# What the task requires
Please restate the listing that follows without changing anything.

# Extracted information
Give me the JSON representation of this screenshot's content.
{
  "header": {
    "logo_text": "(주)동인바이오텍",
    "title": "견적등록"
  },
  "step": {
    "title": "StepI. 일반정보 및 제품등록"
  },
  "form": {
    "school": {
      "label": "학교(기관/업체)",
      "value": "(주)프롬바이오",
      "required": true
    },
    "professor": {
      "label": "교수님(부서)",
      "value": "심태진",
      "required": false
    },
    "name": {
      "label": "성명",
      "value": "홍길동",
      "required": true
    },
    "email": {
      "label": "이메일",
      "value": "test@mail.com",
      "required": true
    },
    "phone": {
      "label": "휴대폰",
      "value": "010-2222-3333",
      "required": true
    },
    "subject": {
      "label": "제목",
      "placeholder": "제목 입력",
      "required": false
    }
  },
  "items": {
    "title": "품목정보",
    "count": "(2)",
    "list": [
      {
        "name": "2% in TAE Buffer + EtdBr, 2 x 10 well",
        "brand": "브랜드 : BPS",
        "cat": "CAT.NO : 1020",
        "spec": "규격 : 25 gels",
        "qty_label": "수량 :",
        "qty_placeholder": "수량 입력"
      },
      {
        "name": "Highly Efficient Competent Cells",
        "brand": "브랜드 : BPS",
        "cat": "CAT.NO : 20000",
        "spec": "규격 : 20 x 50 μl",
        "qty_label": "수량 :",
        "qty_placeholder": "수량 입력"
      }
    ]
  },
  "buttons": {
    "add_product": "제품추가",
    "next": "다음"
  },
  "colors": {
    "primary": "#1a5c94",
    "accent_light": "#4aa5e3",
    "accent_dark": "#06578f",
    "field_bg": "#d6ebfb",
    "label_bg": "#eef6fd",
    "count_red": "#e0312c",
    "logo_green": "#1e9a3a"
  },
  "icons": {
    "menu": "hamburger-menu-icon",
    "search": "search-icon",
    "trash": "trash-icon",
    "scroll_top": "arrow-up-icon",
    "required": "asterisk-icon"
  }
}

# Answer area
Give me the JSON representation of this screenshot's content.
{
  "header": {
    "logo_text": "(주)동인바이오텍",
    "title": "견적등록"
  },
  "step": {
    "title": "StepI. 일반정보 및 제품등록"
  },
  "form": {
    "school": {
      "label": "학교(기관/업체)",
      "value": "(주)프롬바이오",
      "required": true
    },
    "professor": {
      "label": "교수님(부서)",
      "value": "심태진",
      "required": false
    },
    "name": {
      "label": "성명",
      "value": "홍길동",
      "required": true
    },
    "email": {
      "label": "이메일",
      "value": "test@mail.com",
      "required": true
    },
    "phone": {
      "label": "휴대폰",
      "value": "010-2222-3333",
      "required": true
    },
    "subject": {
      "label": "제목",
      "placeholder": "제목 입력",
      "required": false
    }
  },
  "items": {
    "title": "품목정보",
    "count": "(2)",
    "list": [
      {
        "name": "2% in TAE Buffer + EtdBr, 2 x 10 well",
        "brand": "브랜드 : BPS",
        "cat": "CAT.NO : 1020",
        "spec": "규격 : 25 gels",
        "qty_label": "수량 :",
        "qty_placeholder": "수량 입력"
      },
      {
        "name": "Highly Efficient Competent Cells",
        "brand": "브랜드 : BPS",
        "cat": "CAT.NO : 20000",
        "spec": "규격 : 20 x 50 μl",
        "qty_label": "수량 :",
        "qty_placeholder": "수량 입력"
      }
    ]
  },
  "buttons": {
    "add_product": "제품추가",
    "next": "다음"
  },
  "colors": {
    "primary": "#1a5c94",
    "accent_light": "#4aa5e3",
    "accent_dark": "#06578f",
    "field_bg": "#d6ebfb",
    "label_bg": "#eef6fd",
    "count_red": "#e0312c",
    "logo_green": "#1e9a3a"
  },
  "icons": {
    "menu": "hamburger-menu-icon",
    "search": "search-icon",
    "trash": "trash-icon",
    "scroll_top": "arrow-up-icon",
    "required": "asterisk-icon"
  }
}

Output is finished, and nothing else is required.